I was reading an article about the identity of the average Italian the other day. She sounded like the average shopper, the person to whom advertising and marketing — especially in the consumer good industry — is addressing its calls to action.
As I talk with young couples, I also learn about arrangements where dad works from or is at home with the children, while mom goes to the office and travels more.
Many of my friends have made these kinds of arrangements. Research also suggests dads are spending more time at home and playing an increased role in family life.
In a poll conducted by Yahoo! last October, and reported by eMarketer, found that more fathers are in product decision-making situations more often for a number of categories. While there are plenty of ads that cater to men only — and we just saw several air during the Super Bowl — few speak to dads.
From the poll, 66% of dads felt ignored by apparel advertising, yet 57% of dads claimed they are the primary decision-maker and an additional 37% shared decision-making in the category. With child and baby care, 57% of dads felt alienated by ads, yet 80% were either primary or shared decision-makers.
And as eMarketer reports, dad research products and services online. According to a June 2010 Kelton Research study for Procter & Gamble, the top three topics dads researched online were technology (60%), food or cooking (55%) and how to build, repair or care for things in the home (53%).
Dads are digital
In fact, the consumer research I have relied on when working with large CPGs supports that dads are digital– they go online, read reviews, and search retail sites as much if not more than their spouses. However, according to the Yahoo! study, dads feel online ads do not speak to them.
They are starting to speak to each other more. My friend CC Chapman started a site called Digital Dads a couple of years ago. The site takes a unique look at manhood and fatherhood from a male-centric perspective.

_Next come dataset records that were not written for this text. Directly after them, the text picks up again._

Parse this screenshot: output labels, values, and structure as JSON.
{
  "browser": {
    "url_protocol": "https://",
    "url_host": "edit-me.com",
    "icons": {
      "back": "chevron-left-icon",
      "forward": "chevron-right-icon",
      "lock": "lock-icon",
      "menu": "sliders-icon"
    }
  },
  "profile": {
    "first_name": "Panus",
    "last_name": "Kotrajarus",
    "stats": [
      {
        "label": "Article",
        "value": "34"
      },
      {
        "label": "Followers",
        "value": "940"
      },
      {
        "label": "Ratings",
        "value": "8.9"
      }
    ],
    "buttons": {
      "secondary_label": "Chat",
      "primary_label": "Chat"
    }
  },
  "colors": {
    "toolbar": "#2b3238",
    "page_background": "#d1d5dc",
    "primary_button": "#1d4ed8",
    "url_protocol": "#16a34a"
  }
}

Their features encompass: Humor, sports, cooking, fashion, parenting, coaching, sex, and many other interests central to being a man and father in today's society. As CC told me in an email exchange, they've seen traffic more than double in the last year and the level of engagement with viewers and readers is going up as well as more writers create content around a variety of different topics.
Sharing leads to better relationships
Maybe you have missed it, I have seen more Twitter bios listing "dad", comparatively speaking. And in case you were wondering, 45% of the Twitter population in the US is male.
The P&G/Kelton survey highlighted that nearly half (48%) of married dads report a fulfilled feeling from learning how to do new things around the house, such as cook or do home repairs. And, about one in three fathers would be interested to learn more about advanced home renovation (35%), basic home repair (33%) or landscaping and gardening (33%).
Dads also admit they'd like some assistance with parenting tasks, such as shopping for school clothes or supplies (41%), talking to their child about important issues (39%) or planning family outings or trips (37%).
Man of the house
We often talk about organizations needing to become publishers. One organization has been doing it for a while. Man of the House is their latest publication, which is designed to offer advice to family men and inform them about its products.
The publication tackles topics that range from health and sex life, to technology, home repairs and safety, as well as fatherhood. It's a commitment and potentially a gamble on an under-served slice of the population. Will it pay off?
In a recent interview, company representatives stated that they were pleased with the results so far — from zero to a half-million monthly unique visitors in the June-December 2010 time frame. As Andrew Martin reports, by comparison, AskMen.com, a site with similar content, although targeted at guys overall, and not just dads, had 5.5 million unique visitors in December (comScore.)
Bolder look for the bold move
I would make Man of the House bolder — punching up and reorganizing the information and graphics above the fold. The colors as well. There is too much information competing for attention there. Choose for the reader, then let visitors choose with you as time goes on.
Think like a publisher — it's about what you leave out as much as what you put in. Pick three to five stories and rotate them with eye catching photographs and sharper headlines. Give them a reason to come back by changing one feature regularly.
Support the site with a strong editorial imprint below the fold. What's the emotional appeal, how do you catch the eye, and how do you keep it there? It's both heads, and shoulders, if you forgive the pun.
Procter & Gamble was one of the pioneers in word-of-mouth marketing. The company created one of the first radio soap operas to market its products, which it then took to television with As the World Turns. Will their new publication pay off?
Your take: are dads a new (unexplored) market opportunity?